▶ **Exercise directions**
When you retype the entries, keep each one exact and leave out the pictures.

########################################

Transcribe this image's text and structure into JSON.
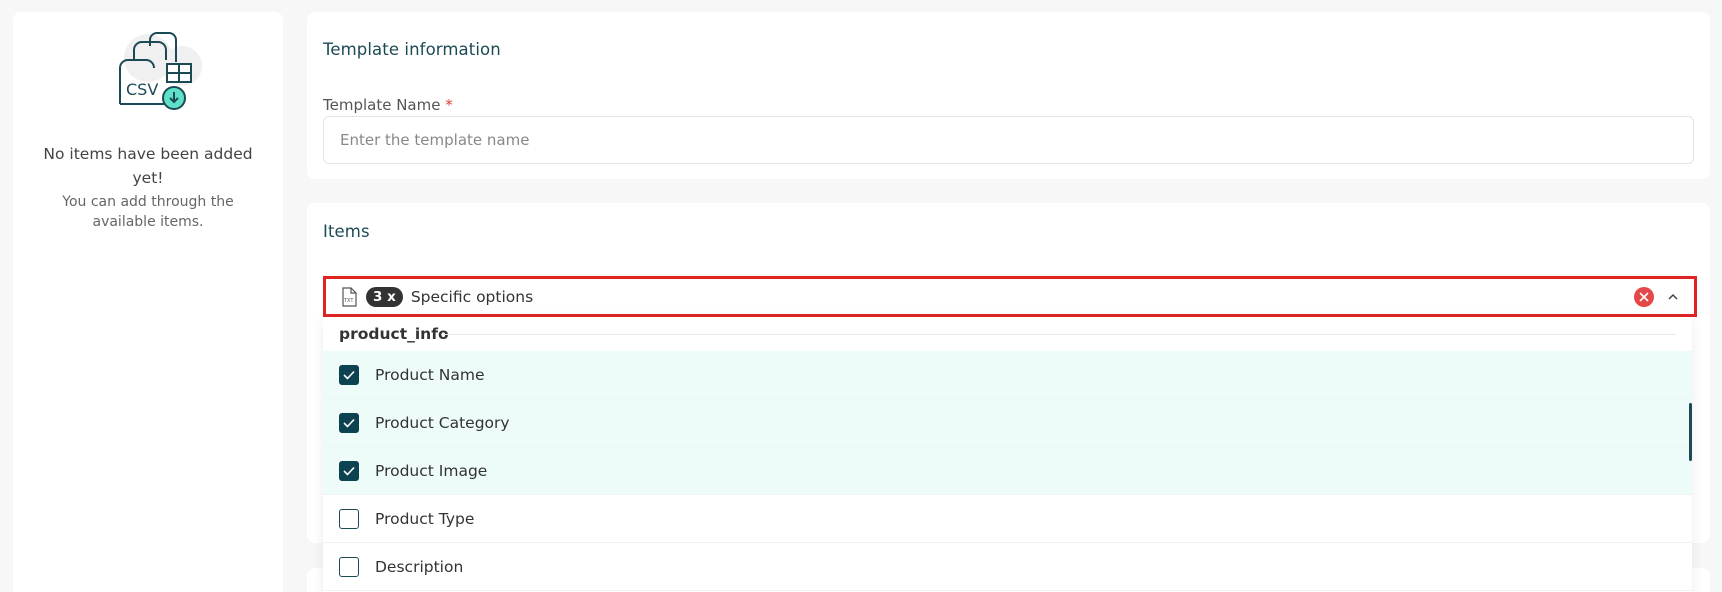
{
  "empty_state": {
    "title": "No items have been added yet!",
    "subtitle": "You can add through the available items.",
    "illustration_text": "CSV"
  },
  "template_info": {
    "title": "Template information",
    "name_label": "Template Name",
    "required_mark": "*",
    "name_value": "",
    "name_placeholder": "Enter the template name"
  },
  "items": {
    "title": "Items",
    "selector": {
      "file_icon": "txt-file-icon",
      "count": "3 x",
      "label": "Specific options"
    },
    "group": "product_info",
    "options": [
      {
        "label": "Product Name",
        "checked": true
      },
      {
        "label": "Product Category",
        "checked": true
      },
      {
        "label": "Product Image",
        "checked": true
      },
      {
        "label": "Product Type",
        "checked": false
      },
      {
        "label": "Description",
        "checked": false
      }
    ]
  },
  "colors": {
    "accent": "#1b4a55",
    "checked_bg": "#edfcf9",
    "highlight_border": "#e02424",
    "clear_button": "#e54848"
  }
}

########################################

▶ **Task response**
Transcribe this image's text and structure into JSON.
{
  "empty_state": {
    "title": "No items have been added yet!",
    "subtitle": "You can add through the available items.",
    "illustration_text": "CSV"
  },
  "template_info": {
    "title": "Template information",
    "name_label": "Template Name",
    "required_mark": "*",
    "name_value": "",
    "name_placeholder": "Enter the template name"
  },
  "items": {
    "title": "Items",
    "selector": {
      "file_icon": "txt-file-icon",
      "count": "3 x",
      "label": "Specific options"
    },
    "group": "product_info",
    "options": [
      {
        "label": "Product Name",
        "checked": true
      },
      {
        "label": "Product Category",
        "checked": true
      },
      {
        "label": "Product Image",
        "checked": true
      },
      {
        "label": "Product Type",
        "checked": false
      },
      {
        "label": "Description",
        "checked": false
      }
    ]
  },
  "colors": {
    "accent": "#1b4a55",
    "checked_bg": "#edfcf9",
    "highlight_border": "#e02424",
    "clear_button": "#e54848"
  }
}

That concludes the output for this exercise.